— YOUR GOAL —
Each line below is to be repeated exactly; any picture is to be left out.
━━━ PROVIDED ENTRIES ━━━
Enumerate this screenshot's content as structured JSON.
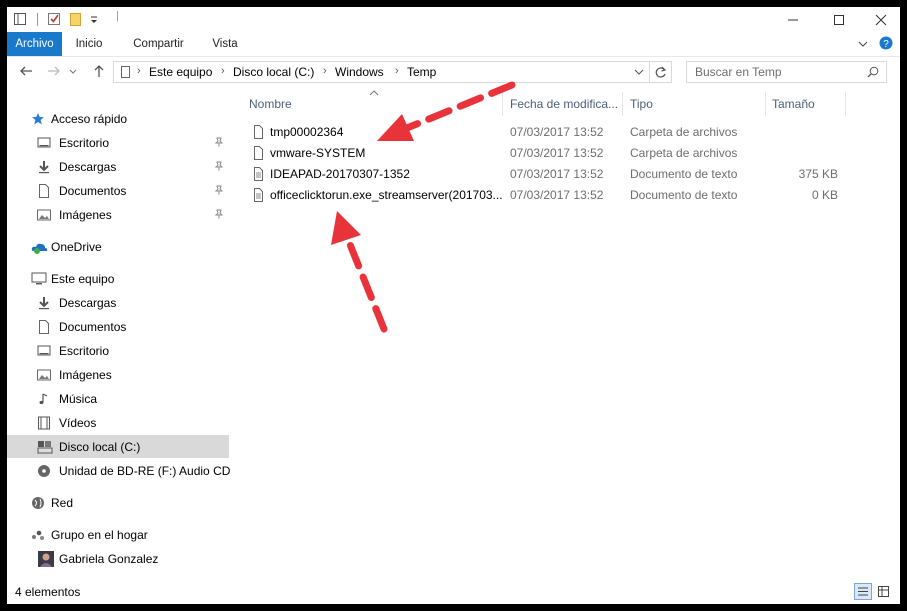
{
  "ribbon": {
    "tabs": [
      {
        "label": "Archivo",
        "active": true
      },
      {
        "label": "Inicio"
      },
      {
        "label": "Compartir"
      },
      {
        "label": "Vista"
      }
    ]
  },
  "address": {
    "breadcrumbs": [
      "Este equipo",
      "Disco local (C:)",
      "Windows",
      "Temp"
    ]
  },
  "search": {
    "placeholder": "Buscar en Temp"
  },
  "nav": {
    "quick_access": "Acceso rápido",
    "quick_items": [
      {
        "label": "Escritorio",
        "icon": "desktop-icon",
        "pinned": true
      },
      {
        "label": "Descargas",
        "icon": "download-icon",
        "pinned": true
      },
      {
        "label": "Documentos",
        "icon": "document-icon",
        "pinned": true
      },
      {
        "label": "Imágenes",
        "icon": "pictures-icon",
        "pinned": true
      }
    ],
    "onedrive": "OneDrive",
    "this_pc": "Este equipo",
    "pc_items": [
      {
        "label": "Descargas",
        "icon": "download-icon"
      },
      {
        "label": "Documentos",
        "icon": "document-icon"
      },
      {
        "label": "Escritorio",
        "icon": "desktop-icon"
      },
      {
        "label": "Imágenes",
        "icon": "pictures-icon"
      },
      {
        "label": "Música",
        "icon": "music-icon"
      },
      {
        "label": "Vídeos",
        "icon": "video-icon"
      },
      {
        "label": "Disco local (C:)",
        "icon": "drive-icon",
        "selected": true
      },
      {
        "label": "Unidad de BD-RE (F:) Audio CD",
        "icon": "disc-icon"
      }
    ],
    "network": "Red",
    "homegroup": "Grupo en el hogar",
    "user": "Gabriela Gonzalez"
  },
  "columns": {
    "name": "Nombre",
    "date": "Fecha de modifica...",
    "type": "Tipo",
    "size": "Tamaño"
  },
  "files": [
    {
      "name": "tmp00002364",
      "date": "07/03/2017 13:52",
      "type": "Carpeta de archivos",
      "size": "",
      "icon": "folder-icon"
    },
    {
      "name": "vmware-SYSTEM",
      "date": "07/03/2017 13:52",
      "type": "Carpeta de archivos",
      "size": "",
      "icon": "folder-icon"
    },
    {
      "name": "IDEAPAD-20170307-1352",
      "date": "07/03/2017 13:52",
      "type": "Documento de texto",
      "size": "375 KB",
      "icon": "text-file-icon"
    },
    {
      "name": "officeclicktorun.exe_streamserver(201703...",
      "date": "07/03/2017 13:52",
      "type": "Documento de texto",
      "size": "0 KB",
      "icon": "text-file-icon"
    }
  ],
  "status": {
    "count": "4 elementos"
  },
  "colors": {
    "accent": "#1979ca",
    "annotation_arrow": "#e8333b",
    "selected_nav": "#d9d9d9"
  }
}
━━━
— YOUR SOLUTION —
Enumerate this screenshot's content as structured JSON.
{
  "ribbon": {
    "tabs": [
      {
        "label": "Archivo",
        "active": true
      },
      {
        "label": "Inicio"
      },
      {
        "label": "Compartir"
      },
      {
        "label": "Vista"
      }
    ]
  },
  "address": {
    "breadcrumbs": [
      "Este equipo",
      "Disco local (C:)",
      "Windows",
      "Temp"
    ]
  },
  "search": {
    "placeholder": "Buscar en Temp"
  },
  "nav": {
    "quick_access": "Acceso rápido",
    "quick_items": [
      {
        "label": "Escritorio",
        "icon": "desktop-icon",
        "pinned": true
      },
      {
        "label": "Descargas",
        "icon": "download-icon",
        "pinned": true
      },
      {
        "label": "Documentos",
        "icon": "document-icon",
        "pinned": true
      },
      {
        "label": "Imágenes",
        "icon": "pictures-icon",
        "pinned": true
      }
    ],
    "onedrive": "OneDrive",
    "this_pc": "Este equipo",
    "pc_items": [
      {
        "label": "Descargas",
        "icon": "download-icon"
      },
      {
        "label": "Documentos",
        "icon": "document-icon"
      },
      {
        "label": "Escritorio",
        "icon": "desktop-icon"
      },
      {
        "label": "Imágenes",
        "icon": "pictures-icon"
      },
      {
        "label": "Música",
        "icon": "music-icon"
      },
      {
        "label": "Vídeos",
        "icon": "video-icon"
      },
      {
        "label": "Disco local (C:)",
        "icon": "drive-icon",
        "selected": true
      },
      {
        "label": "Unidad de BD-RE (F:) Audio CD",
        "icon": "disc-icon"
      }
    ],
    "network": "Red",
    "homegroup": "Grupo en el hogar",
    "user": "Gabriela Gonzalez"
  },
  "columns": {
    "name": "Nombre",
    "date": "Fecha de modifica...",
    "type": "Tipo",
    "size": "Tamaño"
  },
  "files": [
    {
      "name": "tmp00002364",
      "date": "07/03/2017 13:52",
      "type": "Carpeta de archivos",
      "size": "",
      "icon": "folder-icon"
    },
    {
      "name": "vmware-SYSTEM",
      "date": "07/03/2017 13:52",
      "type": "Carpeta de archivos",
      "size": "",
      "icon": "folder-icon"
    },
    {
      "name": "IDEAPAD-20170307-1352",
      "date": "07/03/2017 13:52",
      "type": "Documento de texto",
      "size": "375 KB",
      "icon": "text-file-icon"
    },
    {
      "name": "officeclicktorun.exe_streamserver(201703...",
      "date": "07/03/2017 13:52",
      "type": "Documento de texto",
      "size": "0 KB",
      "icon": "text-file-icon"
    }
  ],
  "status": {
    "count": "4 elementos"
  },
  "colors": {
    "accent": "#1979ca",
    "annotation_arrow": "#e8333b",
    "selected_nav": "#d9d9d9"
  }
}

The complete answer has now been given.